Work to be completed: The entries are to be reproduced word for word, with all images left out.

(Entries provided)

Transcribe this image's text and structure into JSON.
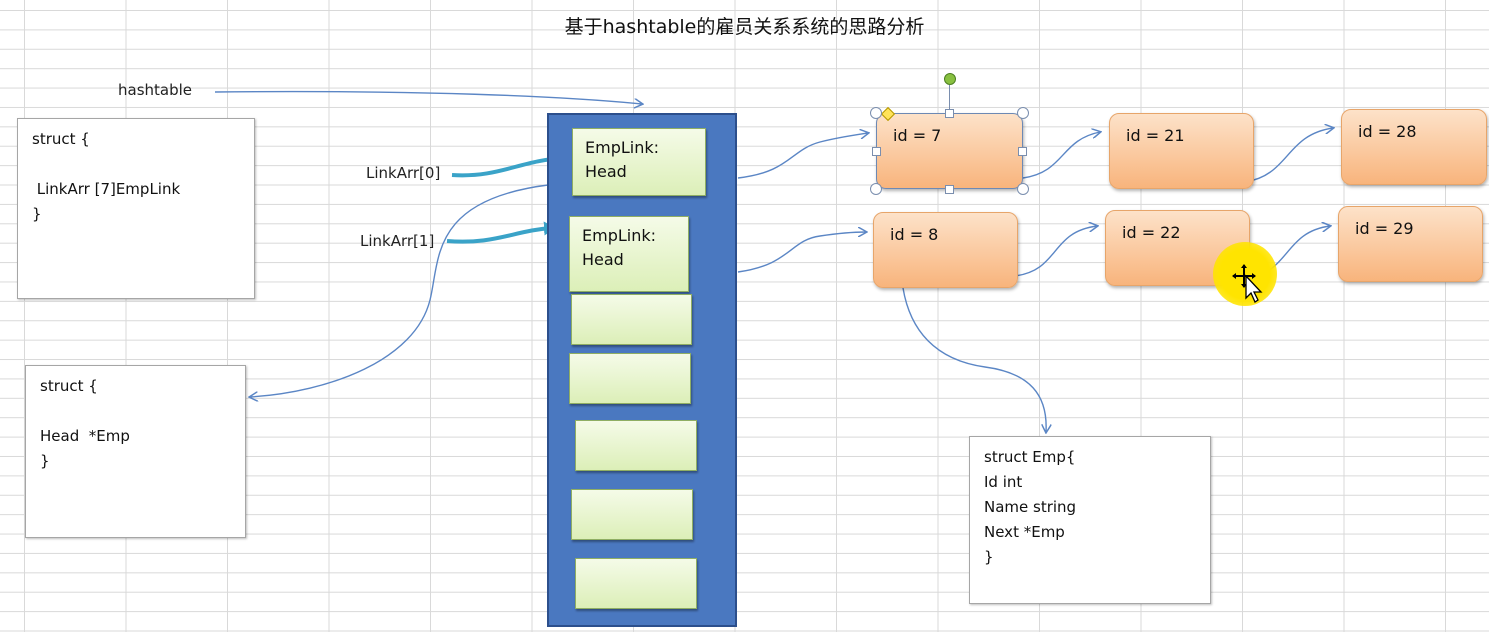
{
  "title": "基于hashtable的雇员关系系统的思路分析",
  "labels": {
    "hashtable": "hashtable",
    "link0": "LinkArr[0]",
    "link1": "LinkArr[1]"
  },
  "struct_hashtable": [
    "struct {",
    "",
    " LinkArr [7]EmpLink",
    "}"
  ],
  "struct_emplink": [
    "struct {",
    "",
    "Head  *Emp",
    "}"
  ],
  "struct_emp": [
    "struct Emp{",
    "Id int",
    "Name string",
    "Next *Emp",
    "}"
  ],
  "buckets": [
    {
      "line1": "EmpLink:",
      "line2": "Head"
    },
    {
      "line1": "EmpLink:",
      "line2": "Head"
    },
    {
      "line1": "",
      "line2": ""
    },
    {
      "line1": "",
      "line2": ""
    },
    {
      "line1": "",
      "line2": ""
    },
    {
      "line1": "",
      "line2": ""
    },
    {
      "line1": "",
      "line2": ""
    }
  ],
  "rows": [
    [
      "id  = 7",
      "id = 21",
      "id = 28"
    ],
    [
      "id  = 8",
      "id = 22",
      "id = 29"
    ]
  ],
  "colors": {
    "bucket_column": "#4a78c0",
    "bucket_cell": "#dcefb8",
    "node": "#f8b47c",
    "arrow": "#5b86c5",
    "thick_arrow": "#3aa3c8",
    "cursor_highlight": "#ffe400"
  }
}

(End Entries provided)

Task output:
Transcribe this image's text and structure into JSON.
{
  "title": "基于hashtable的雇员关系系统的思路分析",
  "labels": {
    "hashtable": "hashtable",
    "link0": "LinkArr[0]",
    "link1": "LinkArr[1]"
  },
  "struct_hashtable": [
    "struct {",
    "",
    " LinkArr [7]EmpLink",
    "}"
  ],
  "struct_emplink": [
    "struct {",
    "",
    "Head  *Emp",
    "}"
  ],
  "struct_emp": [
    "struct Emp{",
    "Id int",
    "Name string",
    "Next *Emp",
    "}"
  ],
  "buckets": [
    {
      "line1": "EmpLink:",
      "line2": "Head"
    },
    {
      "line1": "EmpLink:",
      "line2": "Head"
    },
    {
      "line1": "",
      "line2": ""
    },
    {
      "line1": "",
      "line2": ""
    },
    {
      "line1": "",
      "line2": ""
    },
    {
      "line1": "",
      "line2": ""
    },
    {
      "line1": "",
      "line2": ""
    }
  ],
  "rows": [
    [
      "id  = 7",
      "id = 21",
      "id = 28"
    ],
    [
      "id  = 8",
      "id = 22",
      "id = 29"
    ]
  ],
  "colors": {
    "bucket_column": "#4a78c0",
    "bucket_cell": "#dcefb8",
    "node": "#f8b47c",
    "arrow": "#5b86c5",
    "thick_arrow": "#3aa3c8",
    "cursor_highlight": "#ffe400"
  }
}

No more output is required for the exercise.